Available data »
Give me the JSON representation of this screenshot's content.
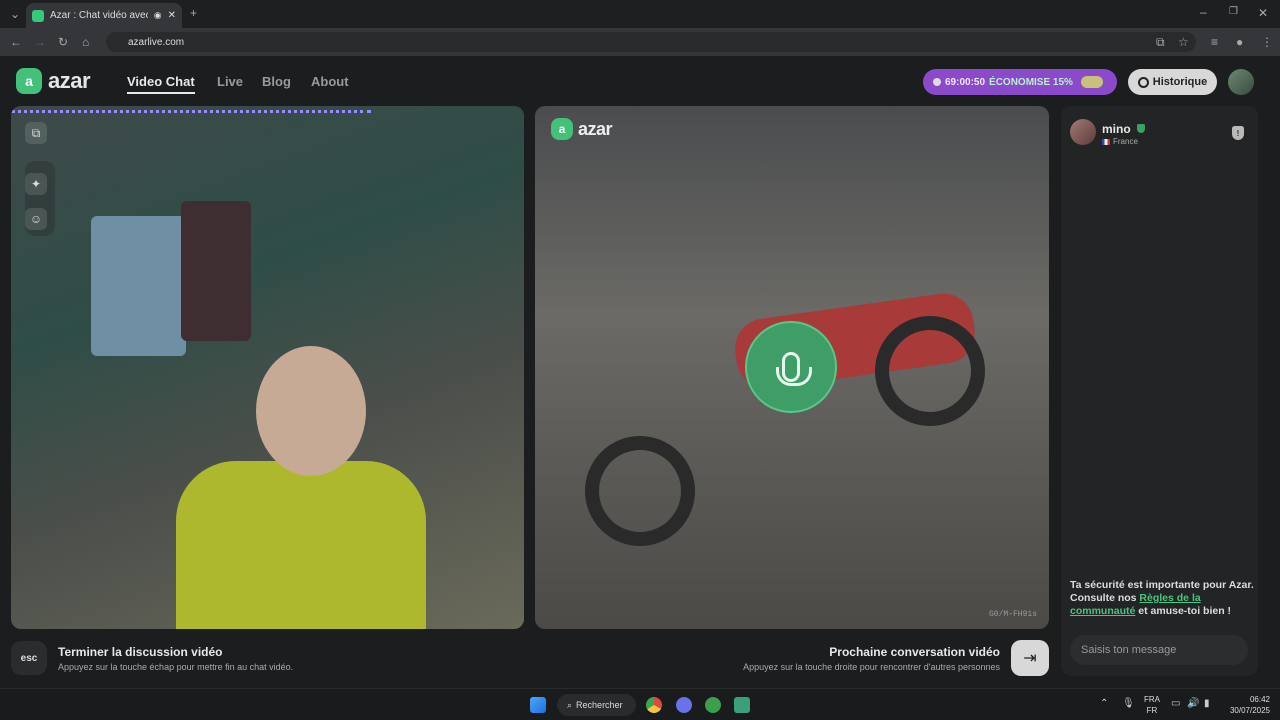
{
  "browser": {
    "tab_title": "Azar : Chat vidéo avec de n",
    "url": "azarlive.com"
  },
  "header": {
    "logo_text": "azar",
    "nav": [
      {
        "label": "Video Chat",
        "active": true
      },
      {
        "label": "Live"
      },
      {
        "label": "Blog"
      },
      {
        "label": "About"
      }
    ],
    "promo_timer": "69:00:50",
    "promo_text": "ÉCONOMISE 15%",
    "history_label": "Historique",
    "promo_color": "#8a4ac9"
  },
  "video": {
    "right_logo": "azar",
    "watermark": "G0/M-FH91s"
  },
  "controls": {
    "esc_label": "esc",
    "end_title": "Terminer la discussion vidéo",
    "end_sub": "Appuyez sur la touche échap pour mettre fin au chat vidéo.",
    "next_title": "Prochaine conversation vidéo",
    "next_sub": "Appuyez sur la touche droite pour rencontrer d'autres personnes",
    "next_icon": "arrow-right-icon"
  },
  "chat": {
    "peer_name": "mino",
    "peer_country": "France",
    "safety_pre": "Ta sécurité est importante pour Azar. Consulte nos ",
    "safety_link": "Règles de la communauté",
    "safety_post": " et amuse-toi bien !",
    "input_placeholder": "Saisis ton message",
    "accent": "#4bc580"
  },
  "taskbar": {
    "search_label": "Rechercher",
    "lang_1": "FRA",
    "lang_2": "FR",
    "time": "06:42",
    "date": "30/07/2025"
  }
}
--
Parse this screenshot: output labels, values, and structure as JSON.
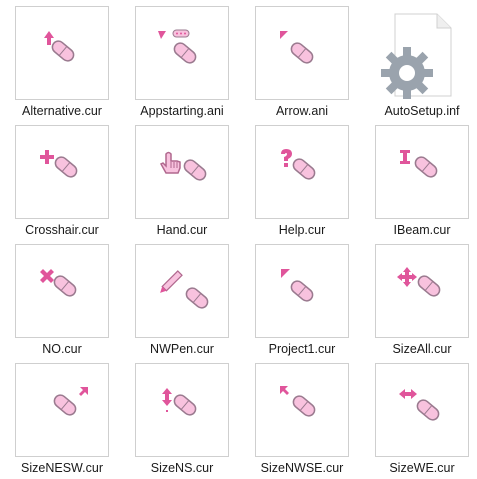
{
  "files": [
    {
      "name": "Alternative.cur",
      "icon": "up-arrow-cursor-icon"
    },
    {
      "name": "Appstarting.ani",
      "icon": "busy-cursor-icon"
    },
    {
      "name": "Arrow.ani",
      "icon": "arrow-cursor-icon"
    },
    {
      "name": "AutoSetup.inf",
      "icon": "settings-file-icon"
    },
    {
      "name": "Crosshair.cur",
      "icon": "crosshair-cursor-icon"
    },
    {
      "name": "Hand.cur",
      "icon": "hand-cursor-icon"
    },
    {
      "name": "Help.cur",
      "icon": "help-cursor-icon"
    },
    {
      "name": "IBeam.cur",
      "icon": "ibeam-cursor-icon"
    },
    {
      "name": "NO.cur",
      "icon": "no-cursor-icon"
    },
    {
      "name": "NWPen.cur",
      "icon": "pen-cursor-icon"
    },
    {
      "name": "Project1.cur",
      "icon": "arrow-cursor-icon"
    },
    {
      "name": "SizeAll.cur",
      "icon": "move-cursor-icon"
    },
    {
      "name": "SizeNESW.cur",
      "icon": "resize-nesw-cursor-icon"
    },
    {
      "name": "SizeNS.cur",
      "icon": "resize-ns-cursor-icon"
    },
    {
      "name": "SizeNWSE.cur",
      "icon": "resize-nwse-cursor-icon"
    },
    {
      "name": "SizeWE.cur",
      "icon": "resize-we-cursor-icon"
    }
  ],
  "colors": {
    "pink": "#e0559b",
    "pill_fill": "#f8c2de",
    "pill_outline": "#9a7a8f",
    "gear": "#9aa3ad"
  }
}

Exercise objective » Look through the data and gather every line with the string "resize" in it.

Answer »
      "icon": "resize-nesw-cursor-icon"
      "icon": "resize-ns-cursor-icon"
      "icon": "resize-nwse-cursor-icon"
      "icon": "resize-we-cursor-icon"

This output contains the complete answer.